For queer people in Egypt, being open about your sexual orientation or gender identity is in many cases not an option. With threats of violence and ostracisation very much a possibility, living openly is a dangerous thing. This makes the story of Malak Al-Kashif, a Trans woman and human rights defender, all the more admirable.
Malak was interviewed as part of the United Nations video campaign, Diversity in Adversity, which highlights and celebrates queer human rights defenders and activists around the globe and shares the incredible work they do.
Malak works at Transat – an organisation to support the rights of Trans and non binary people which also also empowers them with a platform to share their own narrative. She explains, “Our movement started with the premise that we are not supposed to go to jail. We should have access to education. We should be able to work, we shouldn’t be forced out of our homes. We are not supposed to be murdered on the streets.”
She continued, “As an LGBTQ+ person, I am always in fear when I am on the street, because my identity poses a direct threat to society.”
In fact, Malak’s interview takes place in the home of a friend as she explains that for the queer community in Egypt, “we do not get the chance to have nice, warm homes which we can call a personal space, that allow us to express ourselves and our identity; the way we feel and think.”
In trying somehow to create that space for others, Malak used her personal social media account to document her transition and share the challenges and violence she was subjected to. These posts not only advised people on how to transition but also helped them realise there were others in their situation, that they were not alone.
As well as Trans rights, Malak also works on general human rights issues, and in a traumatic experience, was arrested and placed in pre-trial detention for four months, after peacefully calling for justice for the families of those killed in a train accident in Cairo.
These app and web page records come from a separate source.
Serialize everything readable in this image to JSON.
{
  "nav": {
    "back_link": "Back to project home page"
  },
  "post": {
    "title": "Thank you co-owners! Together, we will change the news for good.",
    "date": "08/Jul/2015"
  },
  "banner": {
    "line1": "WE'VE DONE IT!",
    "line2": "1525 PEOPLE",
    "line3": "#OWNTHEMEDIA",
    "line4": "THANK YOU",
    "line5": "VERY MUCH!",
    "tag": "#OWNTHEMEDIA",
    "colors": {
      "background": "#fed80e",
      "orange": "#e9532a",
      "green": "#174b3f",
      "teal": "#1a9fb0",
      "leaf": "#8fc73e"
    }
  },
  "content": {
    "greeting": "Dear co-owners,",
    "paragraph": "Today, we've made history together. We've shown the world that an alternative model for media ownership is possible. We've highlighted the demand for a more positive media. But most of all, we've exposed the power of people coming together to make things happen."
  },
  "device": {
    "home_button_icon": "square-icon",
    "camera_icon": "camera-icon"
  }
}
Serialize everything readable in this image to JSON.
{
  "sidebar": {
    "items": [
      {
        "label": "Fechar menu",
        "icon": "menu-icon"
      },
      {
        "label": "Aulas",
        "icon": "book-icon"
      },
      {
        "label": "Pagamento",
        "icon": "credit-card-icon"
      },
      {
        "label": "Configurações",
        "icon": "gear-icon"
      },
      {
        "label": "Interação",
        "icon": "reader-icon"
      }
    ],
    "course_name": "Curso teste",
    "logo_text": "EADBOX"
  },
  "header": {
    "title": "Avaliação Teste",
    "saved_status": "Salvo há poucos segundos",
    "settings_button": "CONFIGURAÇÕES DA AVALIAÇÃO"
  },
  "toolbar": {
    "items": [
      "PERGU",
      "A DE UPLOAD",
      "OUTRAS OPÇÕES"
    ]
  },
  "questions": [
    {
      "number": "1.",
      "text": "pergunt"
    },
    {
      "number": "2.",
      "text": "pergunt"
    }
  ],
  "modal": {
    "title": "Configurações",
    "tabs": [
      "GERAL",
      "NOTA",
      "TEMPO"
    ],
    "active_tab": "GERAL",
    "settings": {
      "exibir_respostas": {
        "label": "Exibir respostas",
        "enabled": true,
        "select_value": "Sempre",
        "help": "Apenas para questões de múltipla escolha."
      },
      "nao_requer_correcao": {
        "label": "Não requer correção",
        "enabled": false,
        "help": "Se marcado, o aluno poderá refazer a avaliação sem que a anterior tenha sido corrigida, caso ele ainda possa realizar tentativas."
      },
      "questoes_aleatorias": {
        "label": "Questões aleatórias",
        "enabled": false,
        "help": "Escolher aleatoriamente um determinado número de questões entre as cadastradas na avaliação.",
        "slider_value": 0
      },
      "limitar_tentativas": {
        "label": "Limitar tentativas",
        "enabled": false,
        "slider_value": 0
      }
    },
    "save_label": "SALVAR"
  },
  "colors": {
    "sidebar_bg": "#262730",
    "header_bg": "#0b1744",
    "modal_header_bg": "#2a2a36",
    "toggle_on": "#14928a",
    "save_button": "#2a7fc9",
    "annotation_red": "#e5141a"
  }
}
She spent much of those four months in solitary confinement in the Tora men’s prison.
In an incredible response to the harrowing experience, Malak shares, “One of the things I am most proud of…took place during an abuse that I was subjected to, my arrest in 2019. Back then, and even today, I carried an ID which classified me as male, under a name that is not mine and a photo that does not represent me.
“The authorities which I was in contact with…insisted on treating me as a boy…but I told the public prosecutor that I refuse any other name, and that I rejected being labeled as sexually transitioning and that I am a Transgender person. After that, I was addressed as a female even in prison, which was a men’s prison at the end of the day. The official prosecution records even used the word ‘Transgender’. This was the thing that made me feel that I can do anything in life.”
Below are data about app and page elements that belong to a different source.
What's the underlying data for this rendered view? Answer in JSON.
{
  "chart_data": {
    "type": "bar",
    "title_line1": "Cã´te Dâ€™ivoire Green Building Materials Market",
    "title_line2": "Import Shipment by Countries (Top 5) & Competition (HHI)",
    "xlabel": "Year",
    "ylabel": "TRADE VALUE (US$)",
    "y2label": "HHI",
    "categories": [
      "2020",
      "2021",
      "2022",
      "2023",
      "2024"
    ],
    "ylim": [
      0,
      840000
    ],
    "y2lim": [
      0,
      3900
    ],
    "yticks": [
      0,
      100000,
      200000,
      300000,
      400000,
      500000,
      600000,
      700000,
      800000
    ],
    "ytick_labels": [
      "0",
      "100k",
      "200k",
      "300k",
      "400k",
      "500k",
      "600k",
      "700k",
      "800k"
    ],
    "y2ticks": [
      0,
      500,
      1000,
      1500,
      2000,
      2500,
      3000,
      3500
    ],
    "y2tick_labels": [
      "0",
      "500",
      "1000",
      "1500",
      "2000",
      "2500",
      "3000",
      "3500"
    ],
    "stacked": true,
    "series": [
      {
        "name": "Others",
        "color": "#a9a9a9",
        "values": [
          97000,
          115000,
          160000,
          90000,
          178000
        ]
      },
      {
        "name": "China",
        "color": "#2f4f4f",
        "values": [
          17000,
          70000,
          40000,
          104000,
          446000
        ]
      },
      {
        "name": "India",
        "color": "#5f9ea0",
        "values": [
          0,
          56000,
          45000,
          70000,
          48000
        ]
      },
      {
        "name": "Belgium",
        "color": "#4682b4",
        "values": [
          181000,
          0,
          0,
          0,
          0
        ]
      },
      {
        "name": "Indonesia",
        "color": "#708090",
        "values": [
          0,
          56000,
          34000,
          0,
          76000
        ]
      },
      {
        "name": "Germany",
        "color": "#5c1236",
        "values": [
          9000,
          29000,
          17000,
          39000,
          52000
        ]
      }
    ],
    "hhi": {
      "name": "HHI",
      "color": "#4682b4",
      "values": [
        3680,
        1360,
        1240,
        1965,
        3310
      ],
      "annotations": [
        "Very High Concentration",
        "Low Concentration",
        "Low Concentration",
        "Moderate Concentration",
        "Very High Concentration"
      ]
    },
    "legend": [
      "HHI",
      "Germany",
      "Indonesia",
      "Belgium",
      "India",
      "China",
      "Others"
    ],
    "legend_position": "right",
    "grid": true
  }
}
In a powerful moment, Malak shares, “Surviving on a daily basis is my true form of activism and the true activism of the LGBTQ+ community.”
“I believe that the more we talk the more we are heard, and the more we are heard our situation will change, and this will lead to support for our activism.”
© 2022 GCN (Gay Community News). All rights reserved.
GCN has been a vital, free-of-charge information service for Ireland’s LGBTQ+ community since 1988.
During this global COVID pandemic, we like many other organisations have been impacted greatly in the way we can do business and produce. This means a temporary pause to our print publication and live events and so now more than ever we need your help to continue providing this community resource digitally.
GCN is a registered charity with a not-for-profit business model and we need your support. If you value having an independent LGBTQ+ media in Ireland, you can help from as little as €1.99 per month. Support Ireland’s free, independent LGBTQ+ media.